When involved in any accident, it is the responsibility of the driver to stop and provide details to any other party involved in the accident. Failing to stop and provide details is considered a serious offence, and the alleged offender faces up to 10 penalty points on their licence, as well as a fine of up to £5,000. Although a prison sentence may be given, this is typically only reserved for the most serious offences, and those cases where the offender is found guilty of additional crimes.
The prosecution must be able to show that you failed to stop, that there was an accident, and that you knew there was an accident. Even if you stopped for a reasonable period of time, can show that you could not reasonably be expected to know that an accident had occurred, or that you had another defence for failing to stop, you may be able to avoid the considerable fine and penalty points.
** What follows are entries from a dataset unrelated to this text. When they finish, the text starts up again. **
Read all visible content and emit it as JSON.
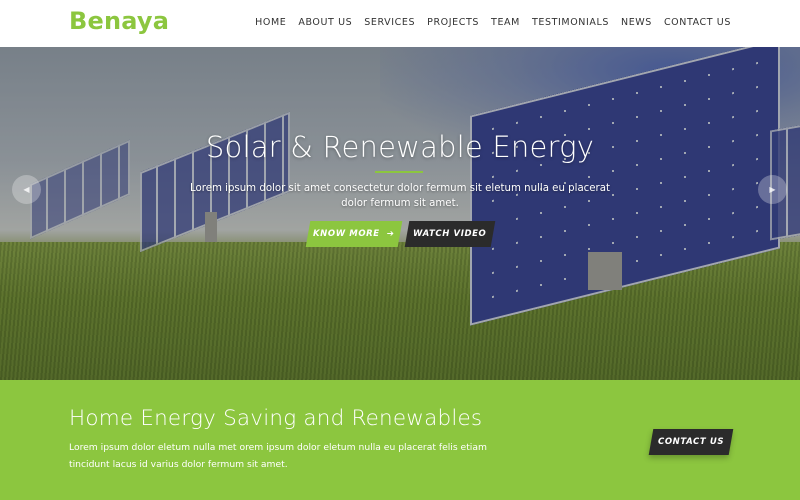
{
  "header": {
    "logo": "Benaya",
    "nav": [
      {
        "label": "HOME"
      },
      {
        "label": "ABOUT US"
      },
      {
        "label": "SERVICES"
      },
      {
        "label": "PROJECTS"
      },
      {
        "label": "TEAM"
      },
      {
        "label": "TESTIMONIALS"
      },
      {
        "label": "NEWS"
      },
      {
        "label": "CONTACT US"
      }
    ]
  },
  "hero": {
    "title": "Solar & Renewable Energy",
    "text": "Lorem ipsum dolor sit amet consectetur dolor fermum sit eletum nulla eu placerat dolor fermum sit amet.",
    "primary_button": "KNOW MORE",
    "primary_icon": "arrow-right-icon",
    "secondary_button": "WATCH VIDEO",
    "prev_icon": "chevron-left-icon",
    "next_icon": "chevron-right-icon"
  },
  "band": {
    "title": "Home Energy Saving and Renewables",
    "text": "Lorem ipsum dolor eletum nulla met orem ipsum dolor eletum nulla eu placerat felis etiam tincidunt lacus id varius dolor fermum sit amet.",
    "button": "CONTACT US"
  },
  "colors": {
    "brand": "#8cc63f",
    "dark_button": "#2b2b2b"
  }
}
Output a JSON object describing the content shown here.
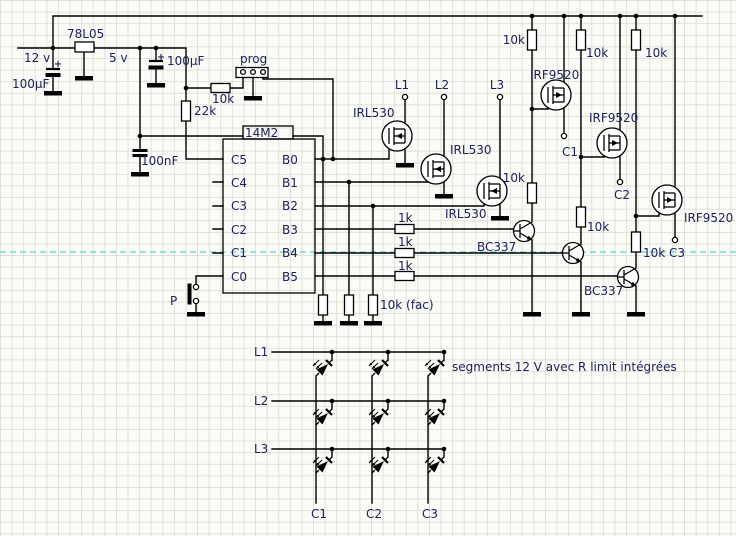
{
  "schematic": {
    "power": {
      "v_in": "12 v",
      "regulator": "78L05",
      "v_out": "5 v",
      "cap_in": "100µF",
      "cap_out": "100µF",
      "cap_bypass": "100nF",
      "polarity": "+"
    },
    "prog": {
      "label": "prog",
      "series_r": "10k",
      "pulldown_r": "22k"
    },
    "mcu": {
      "part": "14M2",
      "pins_left": [
        "C5",
        "C4",
        "C3",
        "C2",
        "C1",
        "C0"
      ],
      "pins_right": [
        "B0",
        "B1",
        "B2",
        "B3",
        "B4",
        "B5"
      ]
    },
    "button_label": "P",
    "rows_driver": {
      "fets": [
        "IRL530",
        "IRL530",
        "IRL530"
      ],
      "outputs": [
        "L1",
        "L2",
        "L3"
      ],
      "gate_pulldowns": "10k (fac)"
    },
    "cols_driver": {
      "pullups": [
        "10k",
        "10k",
        "10k"
      ],
      "fets": [
        "IRF9520",
        "IRF9520",
        "IRF9520"
      ],
      "gate_rs": [
        "10k",
        "10k",
        "10k"
      ],
      "npns": [
        "BC337",
        "BC337"
      ],
      "base_rs": [
        "1k",
        "1k",
        "1k"
      ],
      "outputs": [
        "C1",
        "C2",
        "C3"
      ]
    },
    "matrix": {
      "row_labels": [
        "L1",
        "L2",
        "L3"
      ],
      "col_labels": [
        "C1",
        "C2",
        "C3"
      ],
      "note": "segments 12 V avec R limit intégrées"
    }
  }
}
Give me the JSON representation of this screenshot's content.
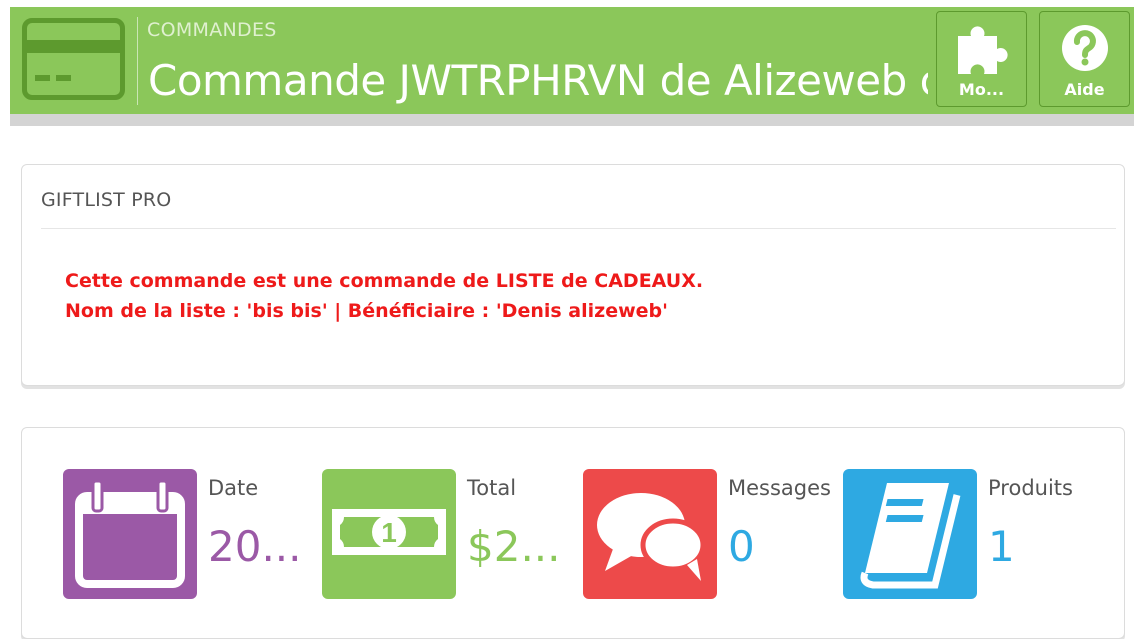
{
  "header": {
    "breadcrumb": "COMMANDES",
    "title": "Commande JWTRPHRVN de Alizeweb contact",
    "buttons": [
      {
        "label": "Mo...",
        "icon": "puzzle-icon"
      },
      {
        "label": "Aide",
        "icon": "help-icon"
      }
    ]
  },
  "gift_panel": {
    "heading": "GIFTLIST PRO",
    "line1": "Cette commande est une commande de LISTE de CADEAUX.",
    "line2": "Nom de la liste : 'bis bis' | Bénéficiaire : 'Denis alizeweb'"
  },
  "stats": [
    {
      "label": "Date",
      "value": "20...",
      "icon": "calendar-icon",
      "color": "#9b59a6"
    },
    {
      "label": "Total",
      "value": "$2...",
      "icon": "money-icon",
      "color": "#8bc75a"
    },
    {
      "label": "Messages",
      "value": "0",
      "icon": "chat-bubbles-icon",
      "color": "#ed4a4a"
    },
    {
      "label": "Produits",
      "value": "1",
      "icon": "book-icon",
      "color": "#2ea9e2"
    }
  ],
  "colors": {
    "header_green": "#8bc75a",
    "header_dark_green": "#5d9a2e",
    "alert_red": "#ee1a1a"
  }
}
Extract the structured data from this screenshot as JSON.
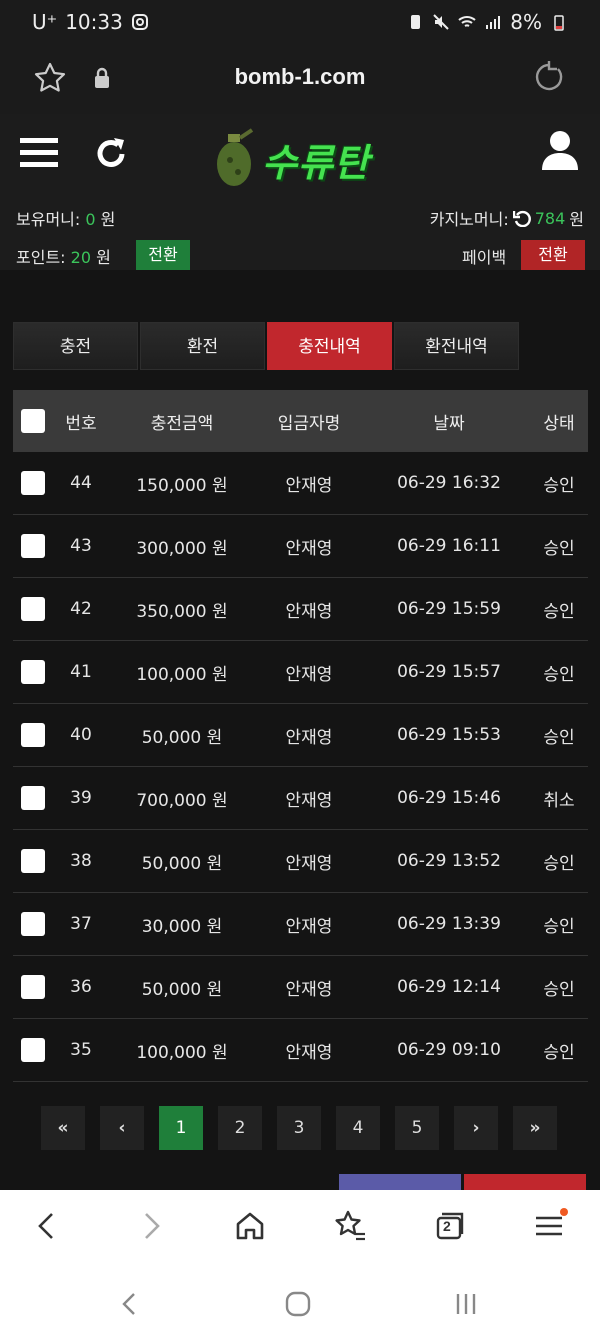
{
  "status": {
    "carrier": "U⁺",
    "time": "10:33",
    "battery": "8%"
  },
  "urlbar": {
    "url": "bomb-1.com"
  },
  "header": {
    "logo_text": "수류탄",
    "money_label": "보유머니:",
    "money_value": "0",
    "money_unit": "원",
    "casino_label": "카지노머니:",
    "casino_value": "784",
    "casino_unit": "원",
    "point_label": "포인트:",
    "point_value": "20",
    "point_unit": "원",
    "convert_label": "전환",
    "payback_label": "페이백",
    "payback_convert_label": "전환"
  },
  "tabs": [
    {
      "label": "충전"
    },
    {
      "label": "환전"
    },
    {
      "label": "충전내역"
    },
    {
      "label": "환전내역"
    }
  ],
  "active_tab": "충전내역",
  "table": {
    "headers": {
      "num": "번호",
      "amount": "충전금액",
      "name": "입금자명",
      "date": "날짜",
      "status": "상태"
    },
    "rows": [
      {
        "num": "44",
        "amount": "150,000 원",
        "name": "안재영",
        "date": "06-29 16:32",
        "status": "승인"
      },
      {
        "num": "43",
        "amount": "300,000 원",
        "name": "안재영",
        "date": "06-29 16:11",
        "status": "승인"
      },
      {
        "num": "42",
        "amount": "350,000 원",
        "name": "안재영",
        "date": "06-29 15:59",
        "status": "승인"
      },
      {
        "num": "41",
        "amount": "100,000 원",
        "name": "안재영",
        "date": "06-29 15:57",
        "status": "승인"
      },
      {
        "num": "40",
        "amount": "50,000 원",
        "name": "안재영",
        "date": "06-29 15:53",
        "status": "승인"
      },
      {
        "num": "39",
        "amount": "700,000 원",
        "name": "안재영",
        "date": "06-29 15:46",
        "status": "취소"
      },
      {
        "num": "38",
        "amount": "50,000 원",
        "name": "안재영",
        "date": "06-29 13:52",
        "status": "승인"
      },
      {
        "num": "37",
        "amount": "30,000 원",
        "name": "안재영",
        "date": "06-29 13:39",
        "status": "승인"
      },
      {
        "num": "36",
        "amount": "50,000 원",
        "name": "안재영",
        "date": "06-29 12:14",
        "status": "승인"
      },
      {
        "num": "35",
        "amount": "100,000 원",
        "name": "안재영",
        "date": "06-29 09:10",
        "status": "승인"
      }
    ]
  },
  "pagination": {
    "first": "«",
    "prev": "‹",
    "pages": [
      "1",
      "2",
      "3",
      "4",
      "5"
    ],
    "current": "1",
    "next": "›",
    "last": "»"
  },
  "browser": {
    "tab_count": "2"
  }
}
The courts will, if you are found guilty, hit you with the maximum ten penalty points, which essentially mean that you will be disqualified if you have any other points on your licence under the totting up law. However, it may be possible to avoid this disqualification if you can show that you or somebody else would suffer exceptional hardship as a result.
Your motoring offence specialist may be able to show mitigating factors that will lead the court to furnish your licence with fewer penalty points. This could help you avoid disqualification, and could mean that you are able to continue driving. The ideal situation would be to gain an acquittal, but where this isn’t possible, the next best solution is to show mitigating factors that will see your penalty reduced.
Failing to stop after an accident is considered a serious offence, and if you are ever involved in any accident, no matter how seemingly innocuous and even if nobody else is seemingly involved, you should stop and attempt to provide your details to the relevant party. A failure to do so could lead to your licence being furnished with as many as ten penalty points, and this could lead to disqualification under the totting up procedure.